So, if you want the best backlight strobing performance for CRT-like motion clarity, we recommend checking out the ViewSonic XG270.
In case you just want to game with VRR or with uncapped frame rates, the ASUS VG279QM will suit your better.
Other features include ASUS’ standard GamePlus utilities, including custom crosshairs, an FPS/Hz tracker, on-screen timers, display alignment, and the new Sniper feature, which puts a dot in the middle of the screen and zooms in a small area around it for increased precision.

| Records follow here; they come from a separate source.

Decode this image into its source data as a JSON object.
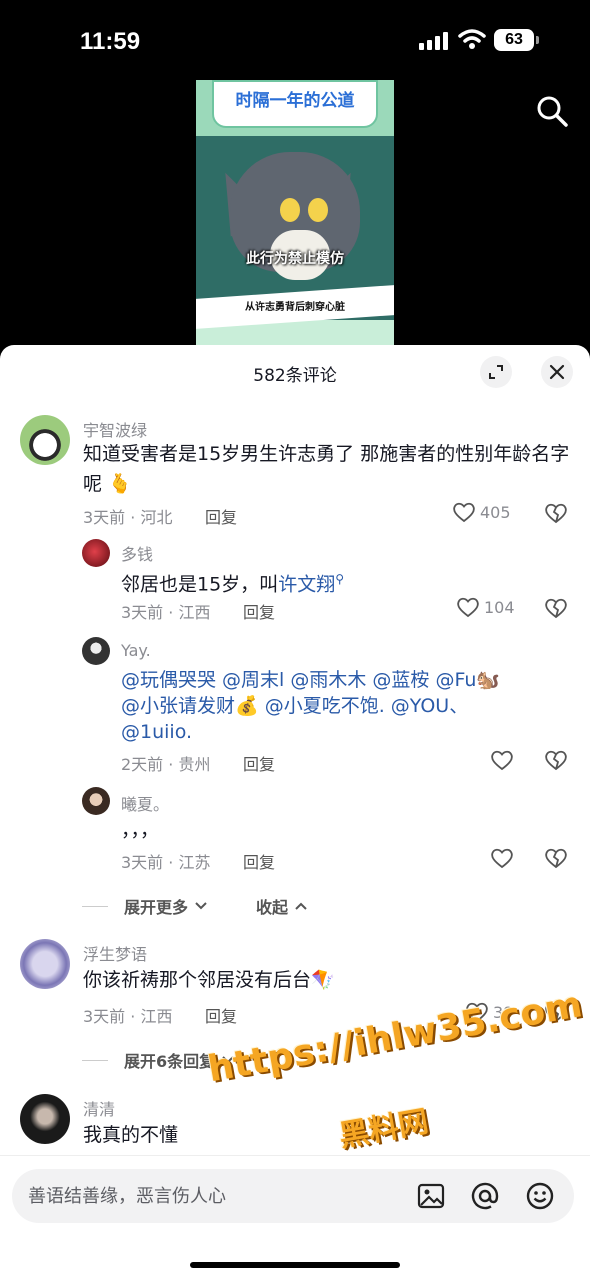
{
  "status_bar": {
    "time": "11:59",
    "battery": "63"
  },
  "video": {
    "title": "时隔一年的公道",
    "subtitle": "此行为禁止模仿",
    "caption": "从许志勇背后刺穿心脏"
  },
  "sheet": {
    "title": "582条评论"
  },
  "comments": [
    {
      "user": "宇智波绿",
      "text": "知道受害者是15岁男生许志勇了 那施害者的性别年龄名字呢",
      "emoji": "🫰",
      "meta": "3天前 · 河北",
      "reply": "回复",
      "likes": "405"
    },
    {
      "user": "多钱",
      "text": "邻居也是15岁，叫",
      "link": "许文翔",
      "meta": "3天前 · 江西",
      "reply": "回复",
      "likes": "104"
    },
    {
      "user": "Yay.",
      "text_line1": "@玩偶哭哭 @周末l @雨木木 @蓝桉 @Fu🐿️",
      "text_line2": "@小张请发财💰 @小夏吃不饱. @YOU、",
      "text_line3": "@1uiio.",
      "meta": "2天前 · 贵州",
      "reply": "回复",
      "likes": ""
    },
    {
      "user": "曦夏。",
      "text": "，，，",
      "meta": "3天前 · 江苏",
      "reply": "回复",
      "likes": ""
    },
    {
      "user": "浮生梦语",
      "text": "你该祈祷那个邻居没有后台",
      "emoji": "🪁",
      "meta": "3天前 · 江西",
      "reply": "回复",
      "likes": "39"
    },
    {
      "user": "清清",
      "text": "我真的不懂"
    }
  ],
  "expand_more": "展开更多",
  "collapse": "收起",
  "expand_replies": "展开6条回复",
  "watermark": {
    "line1": "https://ihlw35.com",
    "line2": "黑料网"
  },
  "input": {
    "placeholder": "善语结善缘，恶言伤人心"
  },
  "icons": [
    "search-icon",
    "fullscreen-icon",
    "close-icon",
    "heart-icon",
    "dislike-icon",
    "image-icon",
    "at-icon",
    "emoji-icon"
  ]
}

GameVisual consists of pre-calibrated picture presets such as Racing, RTS/RPG, FPS, sRGB, and MOBA.
You’ll also find the overclocking option in the OSD menu as well as Shadow Boost (improves visibility in darker games), a low-blue light filter, and other standard adjustments such as contrast/brightness, color temperature, saturation, etc.
The OSD menu is well-organized and easy to work with thanks to the 5-way joystick placed at the back of the monitor along with three extra hotkeys and a power button.

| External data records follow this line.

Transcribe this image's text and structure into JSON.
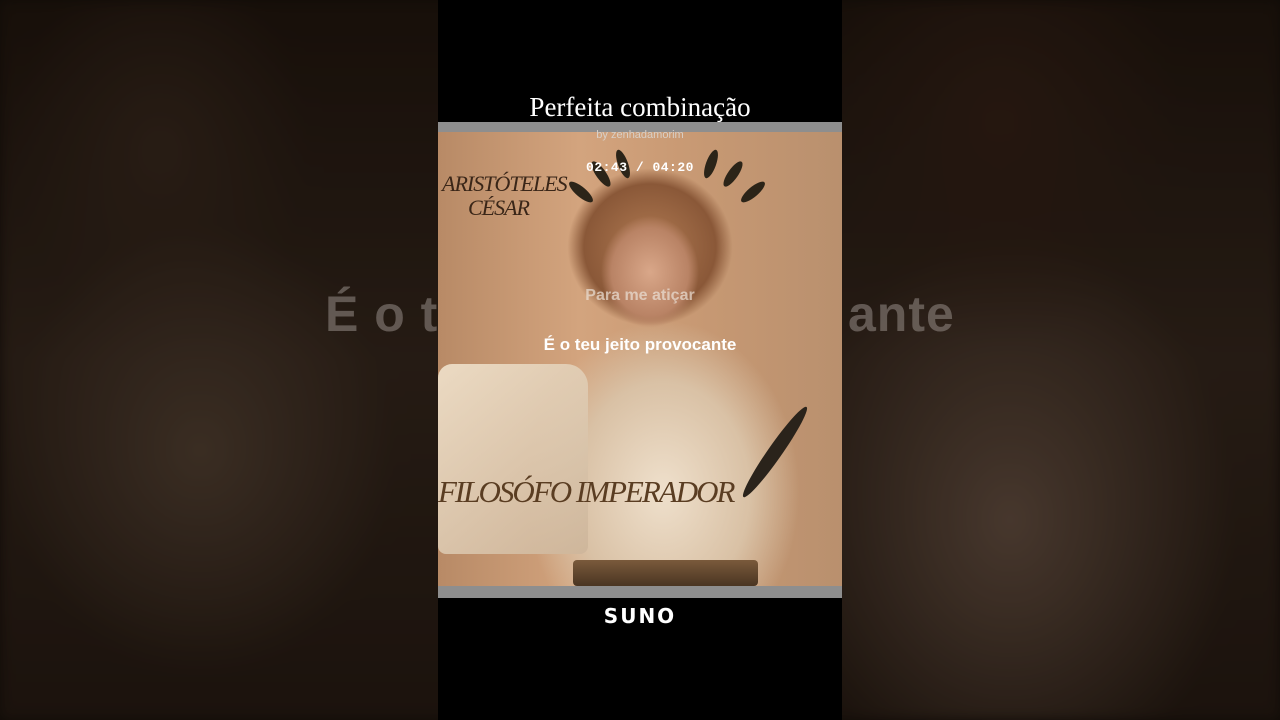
{
  "song": {
    "title": "Perfeita combinação",
    "artist": "by zenhadamorim",
    "time": "02:43 / 04:20"
  },
  "lyrics": {
    "previous": "Para me atiçar",
    "current": "É o teu jeito provocante"
  },
  "background_lyric": {
    "left_fragment": "É o t",
    "right_fragment": "ante"
  },
  "artwork": {
    "caption_top_line1": "ARISTÓTELES",
    "caption_top_line2": "CÉSAR",
    "caption_bottom": "FILOSÓFO IMPERADOR"
  },
  "brand": {
    "logo_text": "SUNO"
  },
  "colors": {
    "background": "#000000",
    "text": "#ffffff",
    "artwork_frame": "#8e8e8e"
  }
}
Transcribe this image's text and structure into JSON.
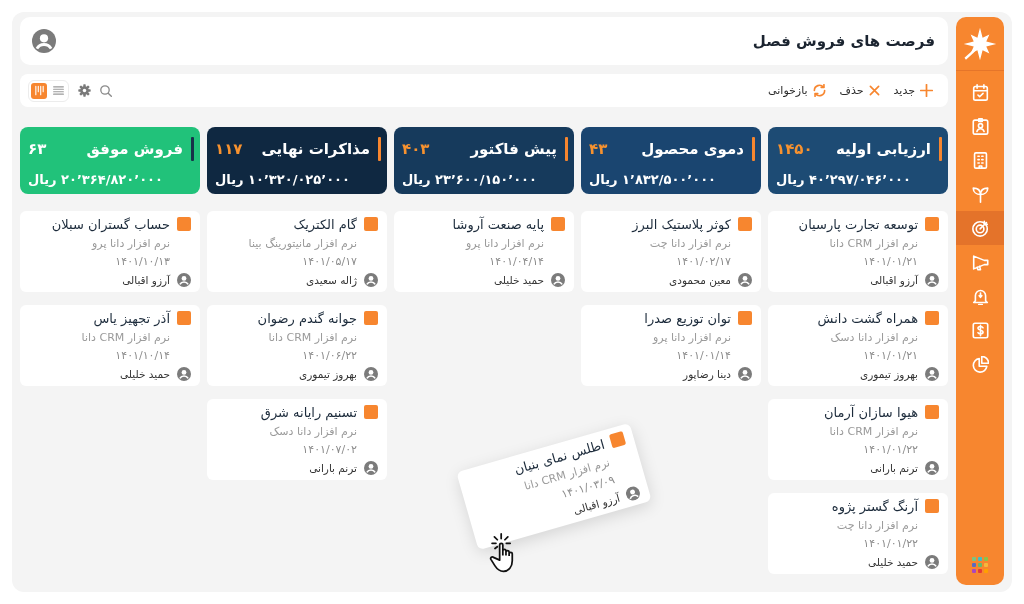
{
  "sidebar": {
    "items": [
      {
        "selected": false
      },
      {
        "selected": false
      },
      {
        "selected": false
      },
      {
        "selected": false
      },
      {
        "selected": true
      },
      {
        "selected": false
      },
      {
        "selected": false
      },
      {
        "selected": false
      },
      {
        "selected": false
      }
    ]
  },
  "header": {
    "title": "فرصت های فروش فصل"
  },
  "toolbar": {
    "actions": [
      {
        "label": "جدید"
      },
      {
        "label": "حذف"
      },
      {
        "label": "بازخوانی"
      }
    ],
    "views": [
      {
        "selected": false
      },
      {
        "selected": true
      }
    ]
  },
  "board": {
    "columns": [
      {
        "title": "ارزیابی اولیه",
        "count": "۱۴۵۰",
        "amount": "۴۰٬۲۹۷/۰۴۶٬۰۰۰ ریال",
        "color": "#1d4b74",
        "kind": "open",
        "cards": [
          {
            "title": "توسعه تجارت پارسیان",
            "product": "نرم افزار CRM دانا",
            "date": "۱۴۰۱/۰۱/۲۱",
            "owner": "آرزو اقبالی"
          },
          {
            "title": "همراه گشت دانش",
            "product": "نرم افزار دانا دسک",
            "date": "۱۴۰۱/۰۱/۲۱",
            "owner": "بهروز تیموری"
          },
          {
            "title": "هیوا سازان آرمان",
            "product": "نرم افزار CRM دانا",
            "date": "۱۴۰۱/۰۱/۲۲",
            "owner": "ترنم بارانی"
          },
          {
            "title": "آرنگ گستر پژوه",
            "product": "نرم افزار دانا چت",
            "date": "۱۴۰۱/۰۱/۲۲",
            "owner": "حمید خلیلی"
          }
        ]
      },
      {
        "title": "دموی محصول",
        "count": "۴۳",
        "amount": "۱٬۸۳۲/۵۰۰٬۰۰۰ ریال",
        "color": "#1a4570",
        "kind": "open",
        "cards": [
          {
            "title": "کوثر پلاستیک البرز",
            "product": "نرم افزار دانا چت",
            "date": "۱۴۰۱/۰۲/۱۷",
            "owner": "معین محمودی"
          },
          {
            "title": "توان توزیع صدرا",
            "product": "نرم افزار دانا پرو",
            "date": "۱۴۰۱/۰۱/۱۴",
            "owner": "دینا رضاپور"
          }
        ]
      },
      {
        "title": "پیش فاکتور",
        "count": "۴۰۳",
        "amount": "۲۳٬۶۰۰/۱۵۰٬۰۰۰ ریال",
        "color": "#163a5c",
        "kind": "open",
        "cards": [
          {
            "title": "پایه صنعت آروشا",
            "product": "نرم افزار دانا پرو",
            "date": "۱۴۰۱/۰۴/۱۴",
            "owner": "حمید خلیلی"
          }
        ]
      },
      {
        "title": "مذاکرات نهایی",
        "count": "۱۱۷",
        "amount": "۱۰٬۳۲۰/۰۲۵٬۰۰۰ ریال",
        "color": "#0f2841",
        "kind": "open",
        "cards": [
          {
            "title": "گام الکتریک",
            "product": "نرم افزار مانیتورینگ بینا",
            "date": "۱۴۰۱/۰۵/۱۷",
            "owner": "ژاله سعیدی"
          },
          {
            "title": "جوانه گندم رضوان",
            "product": "نرم افزار CRM دانا",
            "date": "۱۴۰۱/۰۶/۲۲",
            "owner": "بهروز تیموری"
          },
          {
            "title": "تسنیم رایانه شرق",
            "product": "نرم افزار دانا دسک",
            "date": "۱۴۰۱/۰۷/۰۲",
            "owner": "ترنم بارانی"
          }
        ]
      },
      {
        "title": "فروش موفق",
        "count": "۶۳",
        "amount": "۲۰٬۳۶۴/۸۲۰٬۰۰۰ ریال",
        "color": "#21c27a",
        "kind": "won",
        "cards": [
          {
            "title": "حساب گستران سبلان",
            "product": "نرم افزار دانا پرو",
            "date": "۱۴۰۱/۱۰/۱۳",
            "owner": "آرزو اقبالی"
          },
          {
            "title": "آذر تجهیز یاس",
            "product": "نرم افزار CRM دانا",
            "date": "۱۴۰۱/۱۰/۱۴",
            "owner": "حمید خلیلی"
          }
        ]
      }
    ],
    "dragged_card": {
      "title": "اطلس نمای بنیان",
      "product": "نرم افزار CRM دانا",
      "date": "۱۴۰۱/۰۳/۰۹",
      "owner": "آرزو اقبالی"
    }
  }
}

Lastly, the monitor is completely flicker-free (unless ELMB/ELMB-Sync is enabled) as it doesn’t use PWM (Pulse-Width Modulation) to regulate brightness.
Design & Connectivity
The stand of the monitor offers a full range of ergonomics including up to 130mm height adjustment, -5°/33° tilt, 90° pivot, +/- 90° swivel, and 100x100mm VESA mount compatibility.
Connectivity options include two HDMI 2.0 ports (max 240Hz at 1920×1080), a single DisplayPort 1.2 input, a headphone jack, and dual 2W integrated speakers.
The screen has a light anti-glare coating that removes reflections but doesn’t make the picture appear grainy.
Price & Similar Monitors
The ASUS VG279QM monitor goes for around $400.
If you want the best MBR performance, we recommend going with the ViewSonic XG2431. It goes for $330, offers a high pixel density and has exceptional backlight strobing implementation.
Visit our best 240Hz gaming monitors buyer’s guide for more information and the best deals available.
All in all, the ASUS VG279QM is a great monitor for competitive gaming, but there are better alternatives at this price range.
|Resolution||1920×1080 (Full HD)|
|Aspect Ratio||16:9 (Widescreen)|
|Refresh Rate||240Hz (280Hz Overclocked)|
|Response Time||1ms (GtG)|
|Adaptive Sync||FreeSync (48Hz-280Hz)|
|Ports||DisplayPort 1.2, 2x HDMI 2.0|
|Other Ports||Headphone Jack|
|Contrast Ratio||1000:1 (static)|
|Colors||16.7 million (true 8-bit)|
|HDR||HDR10, VESA DisplayHDR 400|
- Precise colors, wide viewing angles
- Quick response time and low input lag
- Plenty of gaming features including FreeSync
- Fully ergonomic design
- Low pixel density
- Backlight strobing technology could be better optimized
- IPS glow and mediocre contrast ratio (as expected from this panel technology)